- No getting others to buy plastic items for me.
- Re-gifting of plastic-marred gifts acquired after January 1st.
- No borrowing plastic items from friends (mainly to help kick the habit).
- Allowance for touching plastics where they exist in my everyday. For example, a bus seat. But, since plastics leach out, washing hands often to avoid absorption.
- Allowed consumption of items that likely touched plastics somewhere along their production/transport (this is sadly probably most things).
This is a very personal project for me. It has the primary objectives of:

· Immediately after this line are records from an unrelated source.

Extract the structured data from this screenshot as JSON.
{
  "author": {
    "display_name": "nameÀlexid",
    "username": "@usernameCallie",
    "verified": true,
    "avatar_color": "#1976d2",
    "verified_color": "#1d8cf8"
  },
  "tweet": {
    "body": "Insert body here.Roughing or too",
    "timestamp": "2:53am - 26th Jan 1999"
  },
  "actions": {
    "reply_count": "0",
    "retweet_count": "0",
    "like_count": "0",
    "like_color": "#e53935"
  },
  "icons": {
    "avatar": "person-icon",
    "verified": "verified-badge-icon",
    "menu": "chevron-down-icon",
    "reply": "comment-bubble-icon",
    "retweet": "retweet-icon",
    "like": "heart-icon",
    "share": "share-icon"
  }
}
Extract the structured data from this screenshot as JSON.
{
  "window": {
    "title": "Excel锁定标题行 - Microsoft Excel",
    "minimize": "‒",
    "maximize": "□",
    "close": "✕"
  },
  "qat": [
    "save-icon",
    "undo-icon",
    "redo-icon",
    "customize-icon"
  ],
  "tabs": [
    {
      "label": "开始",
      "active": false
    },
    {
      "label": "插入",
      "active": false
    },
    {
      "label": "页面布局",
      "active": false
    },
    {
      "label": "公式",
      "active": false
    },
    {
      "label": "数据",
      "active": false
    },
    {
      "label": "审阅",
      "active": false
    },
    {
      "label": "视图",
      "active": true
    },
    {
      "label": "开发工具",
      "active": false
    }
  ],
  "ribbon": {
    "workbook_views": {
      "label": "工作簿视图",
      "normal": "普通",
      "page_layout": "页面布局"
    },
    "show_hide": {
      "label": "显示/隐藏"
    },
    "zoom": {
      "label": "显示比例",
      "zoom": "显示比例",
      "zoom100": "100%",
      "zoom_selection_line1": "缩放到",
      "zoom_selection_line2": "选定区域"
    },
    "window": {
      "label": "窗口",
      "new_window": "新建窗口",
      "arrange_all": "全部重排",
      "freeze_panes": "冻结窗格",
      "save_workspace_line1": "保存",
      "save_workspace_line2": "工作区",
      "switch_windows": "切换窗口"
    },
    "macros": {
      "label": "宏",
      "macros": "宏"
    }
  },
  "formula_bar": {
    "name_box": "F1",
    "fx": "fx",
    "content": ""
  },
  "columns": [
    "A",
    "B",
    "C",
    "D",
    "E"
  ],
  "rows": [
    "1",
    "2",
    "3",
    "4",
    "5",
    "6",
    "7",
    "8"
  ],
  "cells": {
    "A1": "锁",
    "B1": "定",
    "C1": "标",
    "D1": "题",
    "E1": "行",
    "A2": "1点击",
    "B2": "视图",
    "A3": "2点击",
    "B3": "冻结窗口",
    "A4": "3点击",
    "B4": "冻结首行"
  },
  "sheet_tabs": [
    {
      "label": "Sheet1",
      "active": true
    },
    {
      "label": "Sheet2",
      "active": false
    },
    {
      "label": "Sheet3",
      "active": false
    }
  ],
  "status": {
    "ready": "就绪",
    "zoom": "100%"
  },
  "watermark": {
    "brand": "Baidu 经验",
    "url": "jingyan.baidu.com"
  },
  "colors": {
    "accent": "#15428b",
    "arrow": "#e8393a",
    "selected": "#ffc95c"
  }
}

- Self-discipline. If I don’t agree with plastics, and plastics don’t agree with me, why would I keep consuming them? I don’t want to be just another person in a sustained consumption coma. I believe, that with a little bit of effort, I can cut out the majority of my plastic consumption.
- Self reliance. The more you can cut your reliance on oil-based products, the closer you are to being a free citizen. Learn to make and grow my own stuff, let go of reliance on convenience foods and products, learn to live with less.
- Self education. I don’t really know where plastics hide in my everyday. By cutting out out all plastics, I will be forced to pay more attention and learn to evade this sneaky substance. And! the prospect of discovering healthier and more natural substitutes delights me.
- Personal health. I know that many plastics do funky things to me. And, their accumulation in our environment is affecting the health of our planet, and hence me. In addition, I think that if I cut out plastics, I will simultaneously be avoiding a whole gamut of other things that aren’t good for me. Processed foods and cosmetics are two examples of things that I often get fooled into conveniently consuming.
- Clarity and redefinition of value. I probably don’t “need” many of the items containing plastics that I currently use/own. By not allowing any new purchases, and by phasing out use/ownership of plastics currently in my possession, I hope to gain clarity on the frivolity of many items. I also want to gain clarity on what level of plastic use is OK in my own, and currently cloudy, personal judgment. Remaining items, chosen with care, regain value.
- Personal challenge. This project will not be convenient. In fact, I get a little terrified thinking about it some days, but also welcome the excitement that brews in my belly about it.
The reasons that I am making this project public are:
- Peer pressure. When self-discipline is waning, there’s nothing like an audience to keep me on the right track.
- Community support. I am hoping that there are people and companies out there who can help me find substitutes.
- Making connections. I like talking about this stuff, and connecting with other people who care.
- Education and leading by example. If I can learn from this project and reduce my use of plastics, others can too. I don’t, by any means, think that everyone should feel guilty about their plastic consumption and turn eco-Nazi overnight. However, I think that all of us can become more aware of how pervasive and dangerous plastics are, learn about alternatives, and make small positive changes.
47 thoughts on “About the Project”
This is so inspiring, and I wish it weren’t so overwhelming. Like, why is it so impossible to live completely without plastic? Because our entire economic system (i.e. our entire way of living) is based on plastic. To avoid plastic altogether, we’d have to eschew modern Western society altogether. We could not go anywhere (other than on foot, with no plastic soles on our footwear) or buy anything (even our money is made of plastic these days!), or communicate with anyone outside of earshot. But what a valiant effort you are making! And getting the word out is the only way to make real changes that could actually change our economic system and the way we live. Thank you!
One question: How have you disposed of all the plastic items you already had? Nothing can be re-used forever, and recycling just puts them back into the system.